Lord Longford recalls his former colleague — a 'do it now' man
From Shore to Shore The Final Years, The Diaries of Earl Mountbatten of Burma 1953-1979 Edited by Philip Ziegler (Collins, £18.00) Frank Longford PHILIP Ziegler, editor of these diaries and also of the fine official biography of Mountbatten, did not find it easy to like Mountbatten, whom he never knew. He found it necessary to pin up a notice in front of his desk to remind him that "in spite of everything, Mountbatten was a great man".
Knowing Mountbatten a little, I am ready to endorse that verdict while recognizing that he had a vanity surpassing that which is found not infrequently among great men. I think of him as one of the most helpful men I have
ever met. For a few months in 1951 (mirabile dictu) I was First Lord of the Admiralty. Mountbatten, formerly Supreme Commander in the Far East and Viceroy of India, was working his way back in the relatively humble role of Fourth Sea Lord.
I published a book of memoirs soon afterwards without much reference to him. lie wrote to me to tell me that he wished that he had known more about me earlier. "I could have been more helpful."
Many years later my wife wrote a book about The Royal House of Windsor. Mountbatten gave her all the assistance in his power. When she sent him her manuscript he was off on one of his endless world tours. He used to send her back a chapter, carefully annotated, from his various stopping places.
His love of life was perhaps his most endearing characteristic. Half of these diaries were written after he passed into official retirement, but he remained as buoyant as ever and as interested in the world around him. At the end of 1976, ten years after he had retired and long after he had lost his wife, he was able to write "It is wonderful to have such a delightful family and all ten of my grandchildren are absolutely enchanting. I am indeed a very lucky person. . ." We are not likely to look upon his like again. He was royal and not royal. I cannot suppose that he would have reached the top so young without his royal connections. Again, without them it is difficult to think that he would have impressed so devastatingly the peoples of Asia and Africa. We all know of his friendship with Nehru. Until 1 read these diaries. I had not realised how widely his charm operated.
Take this entry for example: October 13, 1964. "We were conducted into the presence; a smile lit up Nkrumah's face and he embraced me very warmly, saying My dear, dear friend. After some exchange of courtesies, he suggested to the others that they might go along to the breakfast room and meet his wife. After they had gone, he said. "Now we are quite alone and can really talk."
There is something almost

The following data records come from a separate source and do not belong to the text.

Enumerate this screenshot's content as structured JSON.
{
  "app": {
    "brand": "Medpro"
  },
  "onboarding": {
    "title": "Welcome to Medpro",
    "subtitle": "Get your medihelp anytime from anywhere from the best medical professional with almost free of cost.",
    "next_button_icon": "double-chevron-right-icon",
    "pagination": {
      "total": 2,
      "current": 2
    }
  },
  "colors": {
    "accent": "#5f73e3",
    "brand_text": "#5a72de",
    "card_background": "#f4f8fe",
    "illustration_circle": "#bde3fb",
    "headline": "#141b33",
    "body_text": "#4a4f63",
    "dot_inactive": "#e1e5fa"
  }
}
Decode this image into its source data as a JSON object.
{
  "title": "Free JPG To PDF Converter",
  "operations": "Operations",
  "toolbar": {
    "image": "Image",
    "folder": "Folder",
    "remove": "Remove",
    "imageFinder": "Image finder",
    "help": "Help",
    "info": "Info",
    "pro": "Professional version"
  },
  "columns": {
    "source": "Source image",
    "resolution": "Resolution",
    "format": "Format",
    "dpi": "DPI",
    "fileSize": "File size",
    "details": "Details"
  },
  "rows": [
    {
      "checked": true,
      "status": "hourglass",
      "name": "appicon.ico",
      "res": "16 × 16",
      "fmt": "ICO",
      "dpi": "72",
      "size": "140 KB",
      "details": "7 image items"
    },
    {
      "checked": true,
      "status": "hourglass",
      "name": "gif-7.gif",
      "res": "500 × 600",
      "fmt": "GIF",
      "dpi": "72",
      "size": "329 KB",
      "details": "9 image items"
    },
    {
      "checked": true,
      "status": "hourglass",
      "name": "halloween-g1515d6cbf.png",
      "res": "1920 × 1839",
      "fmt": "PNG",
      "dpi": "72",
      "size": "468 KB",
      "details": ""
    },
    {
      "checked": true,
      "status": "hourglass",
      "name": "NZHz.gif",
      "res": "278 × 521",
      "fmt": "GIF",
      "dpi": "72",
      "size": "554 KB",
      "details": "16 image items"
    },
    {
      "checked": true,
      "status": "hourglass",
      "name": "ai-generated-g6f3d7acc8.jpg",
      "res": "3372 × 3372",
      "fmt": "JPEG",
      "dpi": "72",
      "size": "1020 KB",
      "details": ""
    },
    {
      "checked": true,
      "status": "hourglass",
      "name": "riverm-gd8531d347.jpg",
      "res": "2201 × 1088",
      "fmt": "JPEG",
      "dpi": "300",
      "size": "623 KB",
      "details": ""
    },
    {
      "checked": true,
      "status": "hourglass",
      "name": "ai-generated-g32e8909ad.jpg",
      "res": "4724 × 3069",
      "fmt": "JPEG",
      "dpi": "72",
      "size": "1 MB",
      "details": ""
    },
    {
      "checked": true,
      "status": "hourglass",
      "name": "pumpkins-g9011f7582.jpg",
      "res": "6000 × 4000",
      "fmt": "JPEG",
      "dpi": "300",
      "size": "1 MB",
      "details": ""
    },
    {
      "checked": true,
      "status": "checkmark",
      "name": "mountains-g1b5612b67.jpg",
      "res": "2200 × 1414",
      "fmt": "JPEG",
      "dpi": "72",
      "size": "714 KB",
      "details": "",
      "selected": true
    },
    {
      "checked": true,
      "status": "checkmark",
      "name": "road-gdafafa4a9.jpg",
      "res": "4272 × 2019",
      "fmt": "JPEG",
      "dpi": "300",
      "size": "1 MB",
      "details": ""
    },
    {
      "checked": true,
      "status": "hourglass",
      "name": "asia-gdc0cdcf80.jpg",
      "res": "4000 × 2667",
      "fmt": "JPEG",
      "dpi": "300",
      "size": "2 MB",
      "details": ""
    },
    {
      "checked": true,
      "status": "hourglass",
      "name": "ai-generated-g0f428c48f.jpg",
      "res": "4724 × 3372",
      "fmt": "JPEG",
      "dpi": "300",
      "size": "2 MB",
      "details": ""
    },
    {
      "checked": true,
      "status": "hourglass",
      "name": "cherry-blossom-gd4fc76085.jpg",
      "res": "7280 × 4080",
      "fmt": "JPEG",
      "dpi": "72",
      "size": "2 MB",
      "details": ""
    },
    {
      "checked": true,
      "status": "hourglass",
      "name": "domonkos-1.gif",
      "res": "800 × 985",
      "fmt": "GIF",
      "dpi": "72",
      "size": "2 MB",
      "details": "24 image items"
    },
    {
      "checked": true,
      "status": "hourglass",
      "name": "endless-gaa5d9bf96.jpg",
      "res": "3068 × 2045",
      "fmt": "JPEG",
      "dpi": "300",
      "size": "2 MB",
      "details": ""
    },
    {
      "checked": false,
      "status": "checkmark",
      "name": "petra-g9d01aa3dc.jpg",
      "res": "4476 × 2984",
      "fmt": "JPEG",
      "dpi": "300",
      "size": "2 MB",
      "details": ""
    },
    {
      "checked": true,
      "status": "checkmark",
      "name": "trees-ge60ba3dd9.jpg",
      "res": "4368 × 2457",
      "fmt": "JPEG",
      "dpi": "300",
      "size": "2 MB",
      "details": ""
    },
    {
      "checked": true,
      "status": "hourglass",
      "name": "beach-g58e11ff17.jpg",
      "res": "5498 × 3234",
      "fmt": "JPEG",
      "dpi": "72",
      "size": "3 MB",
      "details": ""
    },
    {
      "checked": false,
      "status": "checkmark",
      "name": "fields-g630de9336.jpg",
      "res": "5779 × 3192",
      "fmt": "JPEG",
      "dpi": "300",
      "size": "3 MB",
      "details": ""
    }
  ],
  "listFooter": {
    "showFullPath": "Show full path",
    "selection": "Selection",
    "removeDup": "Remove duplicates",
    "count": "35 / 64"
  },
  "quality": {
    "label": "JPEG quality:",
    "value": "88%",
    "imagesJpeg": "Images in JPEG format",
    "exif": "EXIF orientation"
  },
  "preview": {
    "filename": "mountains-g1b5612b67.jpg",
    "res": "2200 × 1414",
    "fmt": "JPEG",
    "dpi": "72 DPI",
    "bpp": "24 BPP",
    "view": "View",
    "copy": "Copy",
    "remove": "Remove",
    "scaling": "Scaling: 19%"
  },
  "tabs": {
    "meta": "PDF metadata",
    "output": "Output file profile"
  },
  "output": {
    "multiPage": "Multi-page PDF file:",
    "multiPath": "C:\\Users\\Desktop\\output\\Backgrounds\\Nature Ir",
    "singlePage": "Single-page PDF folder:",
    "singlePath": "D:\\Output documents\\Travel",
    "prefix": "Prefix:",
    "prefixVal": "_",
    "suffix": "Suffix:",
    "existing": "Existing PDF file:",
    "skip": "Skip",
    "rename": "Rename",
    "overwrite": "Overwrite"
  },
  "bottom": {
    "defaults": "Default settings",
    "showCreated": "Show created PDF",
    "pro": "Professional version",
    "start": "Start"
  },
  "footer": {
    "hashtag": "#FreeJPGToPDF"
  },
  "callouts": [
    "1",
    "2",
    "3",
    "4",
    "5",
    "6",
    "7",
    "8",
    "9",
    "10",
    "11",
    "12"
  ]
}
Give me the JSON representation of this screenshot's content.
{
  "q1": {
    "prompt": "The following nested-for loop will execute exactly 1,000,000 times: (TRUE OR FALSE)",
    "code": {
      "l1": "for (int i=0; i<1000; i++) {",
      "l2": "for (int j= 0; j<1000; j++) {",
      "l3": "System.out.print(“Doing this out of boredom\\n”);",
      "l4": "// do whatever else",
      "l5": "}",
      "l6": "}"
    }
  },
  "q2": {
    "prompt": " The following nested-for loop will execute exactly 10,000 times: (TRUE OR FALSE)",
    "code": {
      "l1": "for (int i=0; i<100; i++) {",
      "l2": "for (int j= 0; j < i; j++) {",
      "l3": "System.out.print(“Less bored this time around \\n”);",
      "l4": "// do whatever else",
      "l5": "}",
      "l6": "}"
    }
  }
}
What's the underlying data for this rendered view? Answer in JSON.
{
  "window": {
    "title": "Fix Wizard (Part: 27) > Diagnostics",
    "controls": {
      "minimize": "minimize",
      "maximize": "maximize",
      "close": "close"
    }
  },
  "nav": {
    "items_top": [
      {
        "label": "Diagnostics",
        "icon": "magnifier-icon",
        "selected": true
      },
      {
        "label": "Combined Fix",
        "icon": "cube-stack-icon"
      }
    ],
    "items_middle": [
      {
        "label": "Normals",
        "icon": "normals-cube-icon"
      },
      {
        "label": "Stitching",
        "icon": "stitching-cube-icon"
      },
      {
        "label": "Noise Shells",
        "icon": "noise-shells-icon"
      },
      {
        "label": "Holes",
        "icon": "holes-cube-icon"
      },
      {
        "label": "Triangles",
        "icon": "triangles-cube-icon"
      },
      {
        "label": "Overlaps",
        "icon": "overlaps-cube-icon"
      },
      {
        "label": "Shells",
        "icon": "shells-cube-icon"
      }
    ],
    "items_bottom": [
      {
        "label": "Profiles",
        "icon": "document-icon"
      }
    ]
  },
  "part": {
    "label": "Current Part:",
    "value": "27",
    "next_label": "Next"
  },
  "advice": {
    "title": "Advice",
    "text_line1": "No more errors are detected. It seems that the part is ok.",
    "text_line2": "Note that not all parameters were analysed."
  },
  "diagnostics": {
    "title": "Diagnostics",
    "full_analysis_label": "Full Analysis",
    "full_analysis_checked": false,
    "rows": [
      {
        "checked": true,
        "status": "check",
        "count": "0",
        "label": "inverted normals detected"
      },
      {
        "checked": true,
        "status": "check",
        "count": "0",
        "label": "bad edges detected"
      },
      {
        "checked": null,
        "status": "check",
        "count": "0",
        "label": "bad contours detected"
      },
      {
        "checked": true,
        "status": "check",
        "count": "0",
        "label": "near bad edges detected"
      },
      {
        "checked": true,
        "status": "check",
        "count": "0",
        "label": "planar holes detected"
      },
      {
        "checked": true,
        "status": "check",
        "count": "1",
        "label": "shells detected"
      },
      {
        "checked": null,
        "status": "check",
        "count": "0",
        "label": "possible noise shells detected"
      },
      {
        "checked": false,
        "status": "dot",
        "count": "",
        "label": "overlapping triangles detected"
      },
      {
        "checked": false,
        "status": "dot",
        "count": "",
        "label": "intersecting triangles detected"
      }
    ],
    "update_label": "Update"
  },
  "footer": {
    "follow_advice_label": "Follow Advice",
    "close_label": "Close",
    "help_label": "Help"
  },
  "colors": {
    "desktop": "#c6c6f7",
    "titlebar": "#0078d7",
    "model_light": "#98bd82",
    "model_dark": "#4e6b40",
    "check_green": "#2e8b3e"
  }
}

poignant, though very understandable, in his desire to stand well with the Queen, (whom he usually refers to as Lilibet) and Prince Philip. He becomes excited in the diary by any sign of approval from that quarter. He never, in my recollection, spoke in the House of Lords. On one occasion we were told he was going to do so, but later (I was Leader of the House at the time) I was given to understand that he thought that the Queen might not think it appropriate.
His own personal qualities, owing nothing to his privileged position, would have taken him to the top in any case. He was, if anyone ever was, a "do it now" man. 1 remember when I was First Lord of the Admiralty discussing some complicated question with him for an hour or Sc). He promised a memorandum in due course; he dictated one and brought it back within three minutes.
I would not attribute to him any exceptional qualities of judgement, but his vision of world peace took a most practical form. Nothing became him better than his indomitable work for the United World Colleges in his latter years. These diaries do not throw any particular new light on policies, but they vividly bring before us once again one of the most remarkable men of our time.